User Control and Consent: digital identity systems must reveal information identifying a user only with the user's consent.
Limited Disclosure for Limited Use: the solution that discloses the least identifying information and best limits its use is the most stable, long-term solution.
The Law of Fewest Parties: digital identity systems must limit disclosure of identifying information to parties having a necessary and justifiable place in a given identity relationship.
Directed Identity: a universal identity metasystem must support both "omnidirectional" identifiers for use by public entities and "unidirectional" identifiers for private entities, thus facilitating discovery while preventing unnecessary release of correlation handles.
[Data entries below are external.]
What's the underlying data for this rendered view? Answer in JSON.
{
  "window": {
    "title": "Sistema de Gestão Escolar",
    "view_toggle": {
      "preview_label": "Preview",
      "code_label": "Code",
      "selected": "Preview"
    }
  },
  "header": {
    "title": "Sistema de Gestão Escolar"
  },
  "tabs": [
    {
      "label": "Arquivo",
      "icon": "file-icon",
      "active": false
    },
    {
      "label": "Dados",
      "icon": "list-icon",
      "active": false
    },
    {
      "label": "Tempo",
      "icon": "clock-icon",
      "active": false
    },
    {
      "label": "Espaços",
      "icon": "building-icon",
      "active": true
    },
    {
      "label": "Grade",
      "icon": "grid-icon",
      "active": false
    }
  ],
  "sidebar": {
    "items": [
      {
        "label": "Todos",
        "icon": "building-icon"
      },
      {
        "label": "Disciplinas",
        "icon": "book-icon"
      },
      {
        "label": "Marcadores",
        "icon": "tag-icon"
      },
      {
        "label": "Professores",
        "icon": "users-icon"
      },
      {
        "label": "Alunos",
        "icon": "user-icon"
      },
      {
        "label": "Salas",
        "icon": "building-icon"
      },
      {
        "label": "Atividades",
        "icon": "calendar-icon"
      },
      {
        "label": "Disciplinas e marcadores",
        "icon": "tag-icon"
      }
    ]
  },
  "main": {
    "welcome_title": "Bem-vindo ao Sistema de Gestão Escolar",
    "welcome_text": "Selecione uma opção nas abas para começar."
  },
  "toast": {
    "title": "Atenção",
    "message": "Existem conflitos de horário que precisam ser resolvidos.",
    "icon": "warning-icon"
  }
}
Pluralism of Operators and Technologies: a universal identity metasystem must channel and enable the interworking of multiple identity technologies run by multiple identity providers.
Human Integration: a unifying identity metasystem must define the human user as a component integrated through protected and unambiguous human-machine communications.
Consistent Experience across Contexts: a unifying identity metasystem must provide a simple consistent experience while enabling separation of contexts through multiple operators and technologies.
This is powerful stuff. I'm very pleased with our implementation of OpenID to support blog claiming but I know that this is the tip of the iceberg. There are people on the web who aren't authoring and sharing; they may not have nor want a URL that they can use for their identity. So while I'm committed to extending our support for OpenID, I'm also looking beyond it. The Laws are exemplary guiding principles in my exploration of the topic. Kim and Doc joined Kristopher Tate (the Zooomr dude), Tantek and myself to talk about CardSpace, Microsoft's implementation of an identity metasystem.
After discussing some of the high-level issues facing the web, the blogosphere and
user generated content participant created artifacts in general, we dived deep on CardSpace. Since CardSpace will be shipping with Vista (as well as distributed for Windows XP), by my estimation the coming ubiquity of user-centric identity isn't something to ignore. As we worked through the CardSpace workflow with Kim, Tantek and I came up with this diagram (Glossary: "IDP" = "Identity Provider", "RP" = "Relying Party", CardSpace is a page embedded app so there's both interaction via the browser and directly in the OS). This is of course just Microsoft's implementation but the Good Thing is that they aren't clutching it tightly, folks working on open source implementations (keep an eye on the OSIS working group) will make sure that the identity metasystem isn't a Borg in sheeps clothing.
Identities on the contemporary web suffer from a lot of accountability, authenticity and siloization deficiencies. Pings, trackbacks and comments all suffer from these and in turn we all do in the form of web spam. Reputation systems (such as Technrati's authority ranking) mitigate some of these problems but there is still much to do. I'm really pleased to have met Kim, he's one of the good guys and I look forward to working more folks pushing the online identity envelope. If you're going to be joining Internet Identity Workshop coming up, I'll see you there!( Nov 12 2006, 01:25:24 PM PST ) Permalink